+++ Data shown +++

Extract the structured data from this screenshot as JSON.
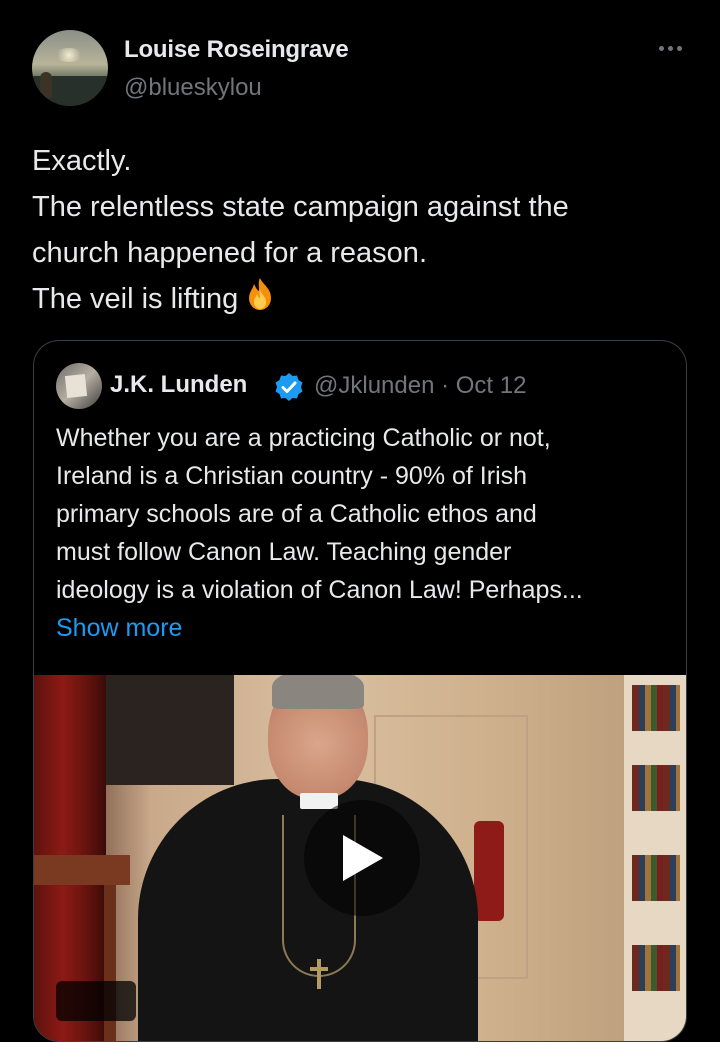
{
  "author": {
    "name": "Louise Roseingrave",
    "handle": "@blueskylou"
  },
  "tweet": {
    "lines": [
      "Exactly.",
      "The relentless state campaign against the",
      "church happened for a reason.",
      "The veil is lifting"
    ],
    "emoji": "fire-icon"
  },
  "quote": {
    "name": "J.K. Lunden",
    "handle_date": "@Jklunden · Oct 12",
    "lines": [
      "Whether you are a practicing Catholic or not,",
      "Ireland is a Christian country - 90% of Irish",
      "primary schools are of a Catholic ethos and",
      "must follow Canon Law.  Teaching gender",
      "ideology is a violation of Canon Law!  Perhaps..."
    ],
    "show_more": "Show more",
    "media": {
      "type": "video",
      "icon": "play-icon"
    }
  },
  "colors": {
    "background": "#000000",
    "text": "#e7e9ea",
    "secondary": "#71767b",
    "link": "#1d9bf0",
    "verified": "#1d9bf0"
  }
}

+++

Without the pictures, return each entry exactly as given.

Extract the structured data from this screenshot as JSON.
{
  "author": {
    "name": "Louise Roseingrave",
    "handle": "@blueskylou"
  },
  "tweet": {
    "lines": [
      "Exactly.",
      "The relentless state campaign against the",
      "church happened for a reason.",
      "The veil is lifting"
    ],
    "emoji": "fire-icon"
  },
  "quote": {
    "name": "J.K. Lunden",
    "handle_date": "@Jklunden · Oct 12",
    "lines": [
      "Whether you are a practicing Catholic or not,",
      "Ireland is a Christian country - 90% of Irish",
      "primary schools are of a Catholic ethos and",
      "must follow Canon Law.  Teaching gender",
      "ideology is a violation of Canon Law!  Perhaps..."
    ],
    "show_more": "Show more",
    "media": {
      "type": "video",
      "icon": "play-icon"
    }
  },
  "colors": {
    "background": "#000000",
    "text": "#e7e9ea",
    "secondary": "#71767b",
    "link": "#1d9bf0",
    "verified": "#1d9bf0"
  }
}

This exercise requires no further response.